Which brings us to the last problem facing the popularists: Popularity is just not enough to make activist desiderata manifest — not in the United States. “Doing things” via legislation is difficult by design. Popularity without exigency is not enough. What’s more, initiatives that are undeniably popular can become unpopular (see the latitude once afforded labor unions in law and jurisprudential precedent) and vice versa (see the Affordable Care Act). The public’s attitudes shift, sometimes as a reaction to complex societal phenomena but often in response to stimuli policy wonks would dismiss as superficial. To predicate your political strategy on popularity is to build a foundation on sand.
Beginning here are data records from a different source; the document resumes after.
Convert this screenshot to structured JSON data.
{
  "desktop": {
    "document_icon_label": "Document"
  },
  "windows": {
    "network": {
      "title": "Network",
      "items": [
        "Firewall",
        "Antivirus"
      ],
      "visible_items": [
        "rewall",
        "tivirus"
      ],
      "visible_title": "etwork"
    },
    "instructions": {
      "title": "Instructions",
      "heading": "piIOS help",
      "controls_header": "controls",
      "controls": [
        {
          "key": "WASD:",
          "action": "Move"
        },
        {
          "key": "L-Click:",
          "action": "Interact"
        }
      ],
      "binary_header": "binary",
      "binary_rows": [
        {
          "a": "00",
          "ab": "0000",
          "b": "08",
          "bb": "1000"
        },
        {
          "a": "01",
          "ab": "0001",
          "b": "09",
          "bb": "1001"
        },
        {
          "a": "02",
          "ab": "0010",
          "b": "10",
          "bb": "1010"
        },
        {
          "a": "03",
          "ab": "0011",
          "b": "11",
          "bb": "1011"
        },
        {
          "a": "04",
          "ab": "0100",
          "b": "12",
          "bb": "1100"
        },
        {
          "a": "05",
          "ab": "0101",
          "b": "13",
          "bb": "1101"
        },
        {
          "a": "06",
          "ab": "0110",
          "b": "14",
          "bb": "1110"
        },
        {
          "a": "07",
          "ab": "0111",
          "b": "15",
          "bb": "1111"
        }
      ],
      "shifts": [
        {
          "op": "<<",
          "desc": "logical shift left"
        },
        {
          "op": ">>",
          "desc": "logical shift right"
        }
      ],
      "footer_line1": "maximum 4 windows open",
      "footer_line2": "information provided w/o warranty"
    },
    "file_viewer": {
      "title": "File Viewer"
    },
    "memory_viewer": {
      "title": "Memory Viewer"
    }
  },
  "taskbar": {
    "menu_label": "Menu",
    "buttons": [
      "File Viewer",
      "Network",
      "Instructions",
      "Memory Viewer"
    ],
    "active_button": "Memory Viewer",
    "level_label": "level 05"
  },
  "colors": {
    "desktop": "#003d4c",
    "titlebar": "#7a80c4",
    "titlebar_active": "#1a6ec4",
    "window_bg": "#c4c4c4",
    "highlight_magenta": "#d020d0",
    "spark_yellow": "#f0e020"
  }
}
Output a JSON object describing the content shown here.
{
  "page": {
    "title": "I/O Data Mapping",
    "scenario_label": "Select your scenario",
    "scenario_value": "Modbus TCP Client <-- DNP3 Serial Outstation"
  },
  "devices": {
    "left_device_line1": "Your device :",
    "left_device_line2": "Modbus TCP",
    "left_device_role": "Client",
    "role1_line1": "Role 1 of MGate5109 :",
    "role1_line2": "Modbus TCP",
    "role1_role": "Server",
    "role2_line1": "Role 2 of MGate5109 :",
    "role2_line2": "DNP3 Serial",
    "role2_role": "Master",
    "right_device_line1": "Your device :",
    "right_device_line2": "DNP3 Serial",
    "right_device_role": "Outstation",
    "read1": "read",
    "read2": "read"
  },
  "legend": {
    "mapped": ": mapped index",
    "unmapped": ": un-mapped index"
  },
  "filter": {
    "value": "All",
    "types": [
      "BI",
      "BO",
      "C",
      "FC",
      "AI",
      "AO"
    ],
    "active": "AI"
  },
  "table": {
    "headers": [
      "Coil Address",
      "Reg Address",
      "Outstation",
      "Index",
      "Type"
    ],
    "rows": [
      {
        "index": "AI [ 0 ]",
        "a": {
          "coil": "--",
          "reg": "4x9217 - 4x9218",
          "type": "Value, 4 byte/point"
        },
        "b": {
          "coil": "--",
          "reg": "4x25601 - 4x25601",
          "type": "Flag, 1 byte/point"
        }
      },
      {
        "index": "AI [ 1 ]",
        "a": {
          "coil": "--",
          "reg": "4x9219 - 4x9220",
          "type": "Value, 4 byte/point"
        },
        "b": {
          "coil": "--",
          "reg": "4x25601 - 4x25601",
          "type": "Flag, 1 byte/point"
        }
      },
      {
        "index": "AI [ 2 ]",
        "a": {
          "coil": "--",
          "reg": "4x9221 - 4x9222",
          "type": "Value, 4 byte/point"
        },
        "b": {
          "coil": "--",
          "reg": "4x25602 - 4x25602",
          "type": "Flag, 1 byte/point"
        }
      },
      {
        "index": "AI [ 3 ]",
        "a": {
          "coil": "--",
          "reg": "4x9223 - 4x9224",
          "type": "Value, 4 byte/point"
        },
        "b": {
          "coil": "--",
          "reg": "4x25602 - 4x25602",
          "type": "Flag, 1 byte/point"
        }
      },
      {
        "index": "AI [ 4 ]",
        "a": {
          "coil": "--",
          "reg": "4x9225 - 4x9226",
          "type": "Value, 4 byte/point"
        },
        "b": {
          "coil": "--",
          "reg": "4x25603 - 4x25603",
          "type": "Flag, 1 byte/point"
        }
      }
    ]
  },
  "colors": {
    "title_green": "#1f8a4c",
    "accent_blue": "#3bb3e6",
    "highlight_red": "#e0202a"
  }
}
What Shor has right, and what his progressive opponents are deliberately refusing to comprehend, is that Democrats are better off without needlessly antagonizing the public. Wild-eyed theories that would replace police with social workers and functionally end the enforcement of U.S. immigration law in workplaces offend on an essential level. Reducing financial pressures on families by doling out largess from the public treasury sounds great, but not to the point that the public welcomes disincentives to work indefinitely. There’s a difference between being popular and principled. Voters can tell the difference, even if the Democratic intelligentsia cannot.